The Effects of Neurosteroids, such as Pregnenolone Sulfate and its receptor, TrpM3 in the Retina.
- Author(s): Webster, Corey Michael
- Advisor(s): Feller, Marla B.
- et al.

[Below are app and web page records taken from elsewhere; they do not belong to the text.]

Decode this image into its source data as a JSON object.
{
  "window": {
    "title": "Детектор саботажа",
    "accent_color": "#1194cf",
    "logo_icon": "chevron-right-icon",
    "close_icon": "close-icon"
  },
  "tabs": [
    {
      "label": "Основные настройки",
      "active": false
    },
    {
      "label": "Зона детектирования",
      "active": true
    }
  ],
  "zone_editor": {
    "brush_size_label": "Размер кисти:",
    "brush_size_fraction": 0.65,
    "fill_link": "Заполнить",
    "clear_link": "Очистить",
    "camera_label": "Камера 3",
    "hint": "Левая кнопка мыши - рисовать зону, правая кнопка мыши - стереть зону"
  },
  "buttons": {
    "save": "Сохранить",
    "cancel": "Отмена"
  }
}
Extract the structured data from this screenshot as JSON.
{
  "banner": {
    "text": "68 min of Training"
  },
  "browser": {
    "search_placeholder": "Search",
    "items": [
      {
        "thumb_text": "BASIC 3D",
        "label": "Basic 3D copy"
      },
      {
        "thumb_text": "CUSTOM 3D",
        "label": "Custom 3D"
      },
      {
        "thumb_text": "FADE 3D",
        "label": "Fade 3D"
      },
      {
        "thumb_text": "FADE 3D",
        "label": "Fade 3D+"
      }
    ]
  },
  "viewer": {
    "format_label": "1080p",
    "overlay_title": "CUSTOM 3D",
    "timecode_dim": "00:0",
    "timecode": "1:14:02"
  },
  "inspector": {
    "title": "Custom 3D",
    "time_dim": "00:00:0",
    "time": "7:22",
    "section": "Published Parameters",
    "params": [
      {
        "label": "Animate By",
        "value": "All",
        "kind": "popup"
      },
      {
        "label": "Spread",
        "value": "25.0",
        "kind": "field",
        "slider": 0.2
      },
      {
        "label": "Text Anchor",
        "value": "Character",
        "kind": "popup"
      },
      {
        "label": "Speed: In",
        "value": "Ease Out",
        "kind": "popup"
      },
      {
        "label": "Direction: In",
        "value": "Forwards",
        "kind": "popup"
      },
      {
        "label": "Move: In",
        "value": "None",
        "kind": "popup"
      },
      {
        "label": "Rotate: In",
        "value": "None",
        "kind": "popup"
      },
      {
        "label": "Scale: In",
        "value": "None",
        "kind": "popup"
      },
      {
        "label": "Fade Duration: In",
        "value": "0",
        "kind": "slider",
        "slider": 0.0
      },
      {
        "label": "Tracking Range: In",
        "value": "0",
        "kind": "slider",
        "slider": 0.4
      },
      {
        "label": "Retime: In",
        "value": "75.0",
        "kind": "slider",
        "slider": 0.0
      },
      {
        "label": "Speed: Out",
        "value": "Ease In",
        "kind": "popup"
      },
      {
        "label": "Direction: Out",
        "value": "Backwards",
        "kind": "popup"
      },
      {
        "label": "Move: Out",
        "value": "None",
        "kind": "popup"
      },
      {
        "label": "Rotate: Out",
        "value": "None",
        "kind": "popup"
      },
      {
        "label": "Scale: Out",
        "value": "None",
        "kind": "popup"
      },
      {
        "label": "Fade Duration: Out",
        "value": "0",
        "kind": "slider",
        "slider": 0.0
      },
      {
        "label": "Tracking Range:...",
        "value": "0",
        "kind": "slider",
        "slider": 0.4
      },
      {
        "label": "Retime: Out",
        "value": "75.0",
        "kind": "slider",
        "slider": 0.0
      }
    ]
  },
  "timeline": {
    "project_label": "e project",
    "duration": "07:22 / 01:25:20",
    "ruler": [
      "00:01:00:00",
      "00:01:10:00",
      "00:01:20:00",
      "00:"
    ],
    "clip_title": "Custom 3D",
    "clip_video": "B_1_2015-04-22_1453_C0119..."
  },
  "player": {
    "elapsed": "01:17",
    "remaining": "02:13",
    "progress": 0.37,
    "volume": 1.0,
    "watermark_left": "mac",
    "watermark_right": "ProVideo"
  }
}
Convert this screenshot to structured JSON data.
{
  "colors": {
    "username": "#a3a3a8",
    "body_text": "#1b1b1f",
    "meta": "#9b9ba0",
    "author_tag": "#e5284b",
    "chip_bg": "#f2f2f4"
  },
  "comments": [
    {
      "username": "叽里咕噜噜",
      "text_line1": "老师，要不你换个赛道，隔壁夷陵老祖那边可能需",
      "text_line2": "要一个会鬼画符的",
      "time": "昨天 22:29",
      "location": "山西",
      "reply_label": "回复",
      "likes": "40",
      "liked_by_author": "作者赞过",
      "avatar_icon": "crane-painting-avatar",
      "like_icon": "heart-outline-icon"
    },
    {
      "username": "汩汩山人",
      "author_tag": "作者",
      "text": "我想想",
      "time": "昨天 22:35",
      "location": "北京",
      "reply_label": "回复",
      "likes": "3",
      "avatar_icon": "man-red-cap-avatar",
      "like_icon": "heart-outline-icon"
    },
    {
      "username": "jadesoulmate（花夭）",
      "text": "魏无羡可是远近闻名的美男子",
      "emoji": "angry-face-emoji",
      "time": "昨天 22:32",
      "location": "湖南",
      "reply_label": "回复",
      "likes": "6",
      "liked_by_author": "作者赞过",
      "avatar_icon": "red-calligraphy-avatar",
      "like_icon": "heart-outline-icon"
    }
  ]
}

Pregnenolone sulfate (PregS) is the precursor to all steroid hormones and is produced in neurons in an activity dependent manner. Studies have shown that PregS production is upregulated during certain critical periods of development, such as in the first year of life in humans, during adolescence, and during pregnancy. Conversely, PregS is decreased during aging, as well as in several neurodevelopmental and neurodegenerative conditions. There are several known targets of PregS, such as a positive allosteric modulator NMDA receptors, sigma1 receptor, and as a negative allosteric modulator of GABA-A receptors. Recently a transient receptor potential channel, TrpM3 has been shown to be activated by PregS. TrpM3 is a heat sensitive (between 33-40oC), non-selective cation channel that is outwardly rectifying. PregS has been shown to increase the frequency of post-synaptic currents in the hippocampus and developing cerebellum, induce calcium transients in a subset of retinal ganglion cells, and enhance memory formation in rodents. Furthermore, PregS mediated TrpM3 activation induces calcium dependent transcription of early immediate genes, suggesting that activation of this channel may produce lasting effects on cells and systems in which it is activated. Because PregS is abundant during critical periods of development, we hypothesized that it may play a significant role during development. Furthermore, the role of PregS or its receptor TrpM3, has not previously been well characterized in the retina. To address this question, in this dissertation, we examine the role of the neurosteroid PregS and its receptor, TrpM3, on retinal waves, which are characteristic of specific stages of synaptic development and connectivity. Briefly, we show that PregS induces a TrpM3 dependent prolonged calcium transient, which is absent in the TrpM3-/- animals and increases the correlation of cell participation in waves. We also show that TrpM3 increases the frequency of post-synaptic currents, indicating a mechanism of action presynaptic to retinal ganglion cells, but that TrpM3 is expressed primarily in RGCs and Müller glia. Taken together, our results indicate that both PregS and TrpM3 are important in modulating spontaneous synaptic activity during development.